The soaring chip market for communications gear went off the cliff last year and wasn't expected to rebound all that fast. But hope springs eternal as some market researchers now see real growth ahead in several communications markets.
Take public ethernet services in North America, for example. This market will grow rapidly over the next few years, according to Dataquest. Revenue will reach more than $1 billion this year and then increase to more than $4 billion b y 2005, the Gartner unit predicts.
"Public Ethernet is gaining popularity from its low cost, simplicity, and the widespread comfort commercial customers already have with Ethernet" in local area networks," points out Steve Koppman, Gartner analyst. "Carrier Public Ethernet services allow this same technology . . . to effectively extend their LANs out into a larger metropolitan area or, increasingly in coming years, into long-haul networks as well."
Newly emerging varieties of "Gigabit" Ethernet, which promises bandwidth-on-demand-like capabilities, had been championed by small players. But the new public Ethernet will end up extending itself largely through the efforts of major carriers that had adopted the service to defend themselves against their new competitors, Koppman predicts. "The major carriers, building on existing legacy services, will seek to blunt their challengers' competitive appeal while preventing undue pressure on incumbent services and prices:" he says.
Growth [initially] will be limited below the potential demand, however, by constraints on fiber connectivity and resulting service availability," Koppman says. But this should improve over the forecast period, he predicts.

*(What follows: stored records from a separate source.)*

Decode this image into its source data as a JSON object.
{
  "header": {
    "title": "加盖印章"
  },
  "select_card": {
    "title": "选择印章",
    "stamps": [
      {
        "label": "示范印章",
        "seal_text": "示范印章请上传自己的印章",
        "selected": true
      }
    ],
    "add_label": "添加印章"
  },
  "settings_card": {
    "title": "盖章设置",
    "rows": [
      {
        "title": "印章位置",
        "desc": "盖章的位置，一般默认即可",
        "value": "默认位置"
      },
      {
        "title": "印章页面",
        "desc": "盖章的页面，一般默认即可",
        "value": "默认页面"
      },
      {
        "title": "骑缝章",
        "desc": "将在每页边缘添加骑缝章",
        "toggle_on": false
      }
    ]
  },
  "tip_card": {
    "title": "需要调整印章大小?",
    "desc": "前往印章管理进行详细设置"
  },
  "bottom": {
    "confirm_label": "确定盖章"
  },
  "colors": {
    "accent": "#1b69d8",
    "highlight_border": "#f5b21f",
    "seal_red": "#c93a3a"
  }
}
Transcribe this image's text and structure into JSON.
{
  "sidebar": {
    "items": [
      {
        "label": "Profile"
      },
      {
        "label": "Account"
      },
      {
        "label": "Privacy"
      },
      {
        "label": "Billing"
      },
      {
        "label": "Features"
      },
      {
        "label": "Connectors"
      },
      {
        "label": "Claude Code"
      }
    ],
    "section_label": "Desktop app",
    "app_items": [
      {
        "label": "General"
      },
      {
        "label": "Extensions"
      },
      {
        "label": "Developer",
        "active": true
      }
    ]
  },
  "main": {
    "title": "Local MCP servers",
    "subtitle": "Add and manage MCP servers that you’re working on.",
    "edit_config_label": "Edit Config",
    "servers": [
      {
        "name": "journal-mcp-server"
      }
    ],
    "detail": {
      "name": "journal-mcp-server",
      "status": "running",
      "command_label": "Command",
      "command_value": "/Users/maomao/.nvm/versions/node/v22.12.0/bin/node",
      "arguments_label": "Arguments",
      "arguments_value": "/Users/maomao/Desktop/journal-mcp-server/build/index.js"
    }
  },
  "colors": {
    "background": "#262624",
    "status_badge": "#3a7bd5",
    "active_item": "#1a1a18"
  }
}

"Partnerships and joint arrangements will emerge over the next few years," Koppman says, "both to deliver public Ethernet more widely and better share last-mile Ethernet fiber access to buildings." Public Ethernet is any Layer 2 public network carrier service that extends Ethernet beyond the LAN.
Looks like cell phone business
will start growing again in '02
With the huge year-ago inventory overhang now history, the cellular phone market is beginning to look a little better to chip suppliers. But it's been a real roller coaster for vendors.
After shooting up 71% to record sales in 2000, global handset shipments dropped 1% last year--first market decline ever for this young industry, according to the Strategis Group. Now the cell phone business is rebounding, a ccording to the Washington, D.C., researcher, and is predicted to grow 14% in 2002.
Worldwide handset shipments will jump from 393.9 million units in 2001 to 458 million in 2002, Strategis predicts. It believes this growth will be driven largely by handset replacement sales.
But the pressure will be on the handset makers to deliver products that are the most compelling next-generation models, the researcher comments. And the resulting scramble could result in another shakeup in the cell phone business. "We expect dramatic changes to take place in the mobile handset marketplace this year, as vendors adapt to this challenging new landscape," declares Strategis analyst Ozgur Aytar.
Doing the best job to date here, he indicates, appears to be Nokia. The Finnish company, now leading the market with a 35% share, has aggressively taken on the challenge of delivering market-driven products, the research firm notes. Nokia has broken out nine consumer segments and now delivers unique products to all of the m. It plans to bring more than 20 new products to market in the first half of 2002.
The top five handset makers currently control 72% of the global market, Strategis notes. Nokia led the market with a 35% share in 2001, it says.